Can baby skip vaccination?

Although your child may have some discomfort when taking vaccination, it can protect her health. As young children are vulnerable to infections, to protect your child against diseases and strengthen her immunity, you should bring her at allotted time to receive the appropriate vaccines and boosters. Immunisation can be given by injection or by mouth. When the vaccines are injected into the body, antibodies will be produced to give immunity against diseases.
Immunisation card

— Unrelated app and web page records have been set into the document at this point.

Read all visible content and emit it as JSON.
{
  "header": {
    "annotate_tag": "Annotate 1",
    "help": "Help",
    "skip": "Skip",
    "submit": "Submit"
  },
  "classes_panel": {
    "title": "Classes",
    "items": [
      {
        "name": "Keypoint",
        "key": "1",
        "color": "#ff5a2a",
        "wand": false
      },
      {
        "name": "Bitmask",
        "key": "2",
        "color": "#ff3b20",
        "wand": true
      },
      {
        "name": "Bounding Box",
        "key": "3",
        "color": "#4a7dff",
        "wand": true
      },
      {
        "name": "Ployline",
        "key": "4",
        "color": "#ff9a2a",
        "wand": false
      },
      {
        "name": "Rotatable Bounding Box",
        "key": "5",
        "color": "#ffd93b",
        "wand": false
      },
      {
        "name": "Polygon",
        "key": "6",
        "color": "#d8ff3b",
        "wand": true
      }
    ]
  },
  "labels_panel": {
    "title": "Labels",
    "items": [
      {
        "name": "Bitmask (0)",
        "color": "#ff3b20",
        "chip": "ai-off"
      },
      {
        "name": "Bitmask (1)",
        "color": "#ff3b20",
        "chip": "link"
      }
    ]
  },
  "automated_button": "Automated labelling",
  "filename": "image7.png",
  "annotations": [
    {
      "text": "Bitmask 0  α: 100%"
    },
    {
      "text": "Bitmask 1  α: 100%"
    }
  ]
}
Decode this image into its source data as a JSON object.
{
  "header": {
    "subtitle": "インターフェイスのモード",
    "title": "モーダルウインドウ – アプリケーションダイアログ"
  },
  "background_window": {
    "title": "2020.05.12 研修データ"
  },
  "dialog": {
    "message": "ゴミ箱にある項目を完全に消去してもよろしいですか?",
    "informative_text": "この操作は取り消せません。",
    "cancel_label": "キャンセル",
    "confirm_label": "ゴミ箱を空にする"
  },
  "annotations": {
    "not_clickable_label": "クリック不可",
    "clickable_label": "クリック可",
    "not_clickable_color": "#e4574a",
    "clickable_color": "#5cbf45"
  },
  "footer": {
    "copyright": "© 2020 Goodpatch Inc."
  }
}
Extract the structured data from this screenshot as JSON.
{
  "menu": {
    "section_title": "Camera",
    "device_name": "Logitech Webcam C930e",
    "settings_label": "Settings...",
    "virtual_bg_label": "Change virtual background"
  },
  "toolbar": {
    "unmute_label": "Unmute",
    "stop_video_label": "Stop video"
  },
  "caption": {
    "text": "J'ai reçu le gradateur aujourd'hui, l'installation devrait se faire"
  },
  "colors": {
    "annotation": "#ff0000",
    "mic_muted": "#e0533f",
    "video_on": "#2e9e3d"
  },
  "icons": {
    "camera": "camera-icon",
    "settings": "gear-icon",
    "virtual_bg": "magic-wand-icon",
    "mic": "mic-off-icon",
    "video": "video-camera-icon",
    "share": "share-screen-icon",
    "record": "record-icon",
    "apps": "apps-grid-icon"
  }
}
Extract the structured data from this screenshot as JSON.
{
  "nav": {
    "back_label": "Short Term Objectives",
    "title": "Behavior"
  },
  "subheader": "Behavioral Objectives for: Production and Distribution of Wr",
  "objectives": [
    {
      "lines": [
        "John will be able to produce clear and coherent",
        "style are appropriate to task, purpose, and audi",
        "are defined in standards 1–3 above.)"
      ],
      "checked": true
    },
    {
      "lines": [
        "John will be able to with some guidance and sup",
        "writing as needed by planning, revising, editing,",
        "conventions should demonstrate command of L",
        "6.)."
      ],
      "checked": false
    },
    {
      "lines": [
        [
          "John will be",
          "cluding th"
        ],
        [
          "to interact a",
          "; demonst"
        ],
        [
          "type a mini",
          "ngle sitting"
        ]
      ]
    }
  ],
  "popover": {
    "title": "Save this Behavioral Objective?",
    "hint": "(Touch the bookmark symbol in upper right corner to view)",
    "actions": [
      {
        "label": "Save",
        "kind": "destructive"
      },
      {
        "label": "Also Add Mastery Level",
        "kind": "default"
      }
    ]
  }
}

You can bring your newborn to 5 year old child to the Maternal and Child Health Centres of Department of Health(DH), private hospitals or clinics for immunisation. The School Immunisation team of DH will visit primary schools to provide injection to students. You can also bring your child to private doctors for vaccination.

Vaccinations provided in Maternal and Child Health Centres (DH) for 12 to 18 months olds

Besides those vaccines recommended by the Department of Health for inclusion in the Hong Kong Childhood Immunisation Programme, some private doctors and hospitals may provide other vaccines to protect children from certain infectious diseases. Parents should seek advice from their family doctor before getting their children immunised.


Sleeping hours

The sleeping hours will change as our child grows:

Age Total sleeping hours in 24-hour period* (include both day and night sleep)
Age 1-2 ~ 11-14 hours

*Reference: WHO guidelines on physical activity, sedentary behaviour and sleep for children under 5 years of age. Geneva: World Health Organization; 2019. Licence: CC BY-NC-SA 3.0 IGO.

Regular daytime and bedtime routines help our child sleep well.

Adequate physical activities and sleep everyday helps our child thrive and develop.